● THE DATA
....

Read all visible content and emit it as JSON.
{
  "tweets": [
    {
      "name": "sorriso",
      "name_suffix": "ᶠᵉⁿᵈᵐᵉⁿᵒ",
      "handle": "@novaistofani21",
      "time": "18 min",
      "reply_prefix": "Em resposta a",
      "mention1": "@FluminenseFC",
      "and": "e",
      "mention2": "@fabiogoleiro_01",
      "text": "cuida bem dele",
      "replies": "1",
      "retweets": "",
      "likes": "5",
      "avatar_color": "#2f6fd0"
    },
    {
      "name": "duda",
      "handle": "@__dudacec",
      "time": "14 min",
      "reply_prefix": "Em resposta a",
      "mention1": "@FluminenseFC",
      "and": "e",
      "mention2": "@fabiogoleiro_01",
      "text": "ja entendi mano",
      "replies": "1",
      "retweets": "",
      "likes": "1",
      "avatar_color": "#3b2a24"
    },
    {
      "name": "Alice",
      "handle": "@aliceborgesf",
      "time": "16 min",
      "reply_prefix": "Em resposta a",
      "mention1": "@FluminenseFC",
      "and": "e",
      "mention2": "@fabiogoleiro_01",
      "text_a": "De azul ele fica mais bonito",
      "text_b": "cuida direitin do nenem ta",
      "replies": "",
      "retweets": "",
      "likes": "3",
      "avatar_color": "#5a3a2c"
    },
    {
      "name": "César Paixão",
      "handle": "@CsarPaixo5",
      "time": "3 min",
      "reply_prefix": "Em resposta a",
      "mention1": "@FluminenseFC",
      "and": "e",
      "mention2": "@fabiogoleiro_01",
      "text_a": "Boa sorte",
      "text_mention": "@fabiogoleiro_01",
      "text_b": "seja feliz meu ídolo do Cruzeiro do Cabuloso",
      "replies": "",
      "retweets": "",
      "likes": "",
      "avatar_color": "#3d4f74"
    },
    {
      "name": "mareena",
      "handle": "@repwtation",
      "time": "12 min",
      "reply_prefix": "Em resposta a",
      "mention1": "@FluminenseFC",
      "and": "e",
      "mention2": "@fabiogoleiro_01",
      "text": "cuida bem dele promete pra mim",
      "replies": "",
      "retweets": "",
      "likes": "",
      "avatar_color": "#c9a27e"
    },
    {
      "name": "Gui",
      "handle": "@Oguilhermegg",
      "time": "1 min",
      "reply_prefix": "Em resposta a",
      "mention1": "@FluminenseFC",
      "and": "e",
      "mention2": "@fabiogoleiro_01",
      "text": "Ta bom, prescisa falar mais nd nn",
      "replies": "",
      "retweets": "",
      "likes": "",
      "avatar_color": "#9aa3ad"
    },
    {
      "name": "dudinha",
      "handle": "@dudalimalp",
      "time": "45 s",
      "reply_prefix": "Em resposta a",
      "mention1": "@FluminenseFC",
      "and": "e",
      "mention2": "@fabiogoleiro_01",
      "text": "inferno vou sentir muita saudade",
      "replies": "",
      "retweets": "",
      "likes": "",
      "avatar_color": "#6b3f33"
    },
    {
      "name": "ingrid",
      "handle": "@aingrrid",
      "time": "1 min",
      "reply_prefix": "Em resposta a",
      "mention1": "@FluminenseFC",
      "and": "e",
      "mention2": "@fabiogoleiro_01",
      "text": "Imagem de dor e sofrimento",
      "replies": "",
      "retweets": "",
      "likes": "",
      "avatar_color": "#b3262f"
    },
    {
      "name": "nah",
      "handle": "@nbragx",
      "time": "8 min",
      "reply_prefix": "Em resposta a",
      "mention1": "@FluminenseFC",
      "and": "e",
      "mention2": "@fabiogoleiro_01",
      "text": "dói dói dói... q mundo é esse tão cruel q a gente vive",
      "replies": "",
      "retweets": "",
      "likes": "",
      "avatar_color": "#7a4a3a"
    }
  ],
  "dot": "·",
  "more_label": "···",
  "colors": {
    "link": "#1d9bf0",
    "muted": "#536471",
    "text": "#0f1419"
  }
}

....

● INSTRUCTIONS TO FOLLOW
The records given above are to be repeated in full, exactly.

● WRITTEN REPLY
Read all visible content and emit it as JSON.
{
  "tweets": [
    {
      "name": "sorriso",
      "name_suffix": "ᶠᵉⁿᵈᵐᵉⁿᵒ",
      "handle": "@novaistofani21",
      "time": "18 min",
      "reply_prefix": "Em resposta a",
      "mention1": "@FluminenseFC",
      "and": "e",
      "mention2": "@fabiogoleiro_01",
      "text": "cuida bem dele",
      "replies": "1",
      "retweets": "",
      "likes": "5",
      "avatar_color": "#2f6fd0"
    },
    {
      "name": "duda",
      "handle": "@__dudacec",
      "time": "14 min",
      "reply_prefix": "Em resposta a",
      "mention1": "@FluminenseFC",
      "and": "e",
      "mention2": "@fabiogoleiro_01",
      "text": "ja entendi mano",
      "replies": "1",
      "retweets": "",
      "likes": "1",
      "avatar_color": "#3b2a24"
    },
    {
      "name": "Alice",
      "handle": "@aliceborgesf",
      "time": "16 min",
      "reply_prefix": "Em resposta a",
      "mention1": "@FluminenseFC",
      "and": "e",
      "mention2": "@fabiogoleiro_01",
      "text_a": "De azul ele fica mais bonito",
      "text_b": "cuida direitin do nenem ta",
      "replies": "",
      "retweets": "",
      "likes": "3",
      "avatar_color": "#5a3a2c"
    },
    {
      "name": "César Paixão",
      "handle": "@CsarPaixo5",
      "time": "3 min",
      "reply_prefix": "Em resposta a",
      "mention1": "@FluminenseFC",
      "and": "e",
      "mention2": "@fabiogoleiro_01",
      "text_a": "Boa sorte",
      "text_mention": "@fabiogoleiro_01",
      "text_b": "seja feliz meu ídolo do Cruzeiro do Cabuloso",
      "replies": "",
      "retweets": "",
      "likes": "",
      "avatar_color": "#3d4f74"
    },
    {
      "name": "mareena",
      "handle": "@repwtation",
      "time": "12 min",
      "reply_prefix": "Em resposta a",
      "mention1": "@FluminenseFC",
      "and": "e",
      "mention2": "@fabiogoleiro_01",
      "text": "cuida bem dele promete pra mim",
      "replies": "",
      "retweets": "",
      "likes": "",
      "avatar_color": "#c9a27e"
    },
    {
      "name": "Gui",
      "handle": "@Oguilhermegg",
      "time": "1 min",
      "reply_prefix": "Em resposta a",
      "mention1": "@FluminenseFC",
      "and": "e",
      "mention2": "@fabiogoleiro_01",
      "text": "Ta bom, prescisa falar mais nd nn",
      "replies": "",
      "retweets": "",
      "likes": "",
      "avatar_color": "#9aa3ad"
    },
    {
      "name": "dudinha",
      "handle": "@dudalimalp",
      "time": "45 s",
      "reply_prefix": "Em resposta a",
      "mention1": "@FluminenseFC",
      "and": "e",
      "mention2": "@fabiogoleiro_01",
      "text": "inferno vou sentir muita saudade",
      "replies": "",
      "retweets": "",
      "likes": "",
      "avatar_color": "#6b3f33"
    },
    {
      "name": "ingrid",
      "handle": "@aingrrid",
      "time": "1 min",
      "reply_prefix": "Em resposta a",
      "mention1": "@FluminenseFC",
      "and": "e",
      "mention2": "@fabiogoleiro_01",
      "text": "Imagem de dor e sofrimento",
      "replies": "",
      "retweets": "",
      "likes": "",
      "avatar_color": "#b3262f"
    },
    {
      "name": "nah",
      "handle": "@nbragx",
      "time": "8 min",
      "reply_prefix": "Em resposta a",
      "mention1": "@FluminenseFC",
      "and": "e",
      "mention2": "@fabiogoleiro_01",
      "text": "dói dói dói... q mundo é esse tão cruel q a gente vive",
      "replies": "",
      "retweets": "",
      "likes": "",
      "avatar_color": "#7a4a3a"
    }
  ],
  "dot": "·",
  "more_label": "···",
  "colors": {
    "link": "#1d9bf0",
    "muted": "#536471",
    "text": "#0f1419"
  }
}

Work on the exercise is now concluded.